PROBLEM TO WORK ON - The lines you return should be those containing the string "JSON", taken from the data below.

DATA FOR PROCESSING -
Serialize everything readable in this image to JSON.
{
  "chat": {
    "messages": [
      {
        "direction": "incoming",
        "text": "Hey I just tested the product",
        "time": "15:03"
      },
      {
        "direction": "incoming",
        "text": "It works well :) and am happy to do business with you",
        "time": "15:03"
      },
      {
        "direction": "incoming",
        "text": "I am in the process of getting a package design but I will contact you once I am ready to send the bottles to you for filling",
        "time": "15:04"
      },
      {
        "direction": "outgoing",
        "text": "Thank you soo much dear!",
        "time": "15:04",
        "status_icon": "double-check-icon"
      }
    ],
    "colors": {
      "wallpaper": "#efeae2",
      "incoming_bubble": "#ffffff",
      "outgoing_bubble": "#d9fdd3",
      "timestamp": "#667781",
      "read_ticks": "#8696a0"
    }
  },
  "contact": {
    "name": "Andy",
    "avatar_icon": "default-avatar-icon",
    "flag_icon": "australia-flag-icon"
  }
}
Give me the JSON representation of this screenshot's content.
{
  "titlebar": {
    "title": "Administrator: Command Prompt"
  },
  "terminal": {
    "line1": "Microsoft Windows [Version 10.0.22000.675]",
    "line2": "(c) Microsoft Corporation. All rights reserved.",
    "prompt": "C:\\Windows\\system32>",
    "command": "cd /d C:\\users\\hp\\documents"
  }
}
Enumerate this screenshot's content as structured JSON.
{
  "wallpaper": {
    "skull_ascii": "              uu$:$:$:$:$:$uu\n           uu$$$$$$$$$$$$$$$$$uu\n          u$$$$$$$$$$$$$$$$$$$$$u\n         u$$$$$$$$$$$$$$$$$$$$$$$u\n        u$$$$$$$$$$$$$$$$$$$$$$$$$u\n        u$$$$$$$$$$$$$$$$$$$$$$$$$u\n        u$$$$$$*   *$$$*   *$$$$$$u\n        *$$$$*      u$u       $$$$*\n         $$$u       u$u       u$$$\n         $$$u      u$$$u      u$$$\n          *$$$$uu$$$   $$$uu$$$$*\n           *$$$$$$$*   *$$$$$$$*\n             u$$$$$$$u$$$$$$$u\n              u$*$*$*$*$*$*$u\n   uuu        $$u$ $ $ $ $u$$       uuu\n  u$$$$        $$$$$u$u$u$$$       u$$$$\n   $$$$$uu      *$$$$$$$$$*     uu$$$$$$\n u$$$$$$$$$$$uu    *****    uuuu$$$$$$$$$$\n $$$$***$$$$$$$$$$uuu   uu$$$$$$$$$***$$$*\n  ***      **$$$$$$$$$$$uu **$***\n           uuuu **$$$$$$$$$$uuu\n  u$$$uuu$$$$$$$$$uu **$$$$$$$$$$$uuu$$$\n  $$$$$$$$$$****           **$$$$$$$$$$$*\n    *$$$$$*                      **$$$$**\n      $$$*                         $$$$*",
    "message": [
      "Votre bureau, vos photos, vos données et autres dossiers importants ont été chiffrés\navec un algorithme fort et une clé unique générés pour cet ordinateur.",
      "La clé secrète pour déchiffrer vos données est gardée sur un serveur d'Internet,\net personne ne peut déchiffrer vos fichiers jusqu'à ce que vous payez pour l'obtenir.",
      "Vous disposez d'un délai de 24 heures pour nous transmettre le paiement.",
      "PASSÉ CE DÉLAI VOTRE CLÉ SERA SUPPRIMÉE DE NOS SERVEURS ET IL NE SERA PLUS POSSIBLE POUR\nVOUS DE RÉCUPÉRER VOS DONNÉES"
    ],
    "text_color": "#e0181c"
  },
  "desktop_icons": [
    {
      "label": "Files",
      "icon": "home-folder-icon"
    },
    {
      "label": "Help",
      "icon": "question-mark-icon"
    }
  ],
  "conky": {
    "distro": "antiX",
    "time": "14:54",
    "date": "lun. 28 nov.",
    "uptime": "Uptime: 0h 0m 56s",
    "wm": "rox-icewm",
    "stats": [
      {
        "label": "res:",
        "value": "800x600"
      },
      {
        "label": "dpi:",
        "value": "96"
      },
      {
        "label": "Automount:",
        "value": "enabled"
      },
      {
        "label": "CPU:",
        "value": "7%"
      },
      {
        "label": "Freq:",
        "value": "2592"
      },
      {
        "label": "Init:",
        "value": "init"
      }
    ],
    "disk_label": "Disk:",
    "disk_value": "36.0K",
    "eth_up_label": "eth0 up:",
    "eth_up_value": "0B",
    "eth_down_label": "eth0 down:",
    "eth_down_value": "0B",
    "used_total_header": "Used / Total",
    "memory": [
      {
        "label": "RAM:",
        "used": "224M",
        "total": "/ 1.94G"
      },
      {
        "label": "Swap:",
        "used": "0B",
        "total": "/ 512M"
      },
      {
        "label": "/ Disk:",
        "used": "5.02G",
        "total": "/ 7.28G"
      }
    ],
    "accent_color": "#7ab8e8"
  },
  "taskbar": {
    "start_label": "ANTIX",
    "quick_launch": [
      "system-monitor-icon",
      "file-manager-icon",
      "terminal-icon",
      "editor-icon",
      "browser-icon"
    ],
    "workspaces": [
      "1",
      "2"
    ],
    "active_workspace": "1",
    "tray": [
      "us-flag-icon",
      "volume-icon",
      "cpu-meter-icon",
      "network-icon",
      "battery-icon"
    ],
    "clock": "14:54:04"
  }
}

EXPECTED OUTPUT -
Serialize everything readable in this image to JSON.
Give me the JSON representation of this screenshot's content.
Enumerate this screenshot's content as structured JSON.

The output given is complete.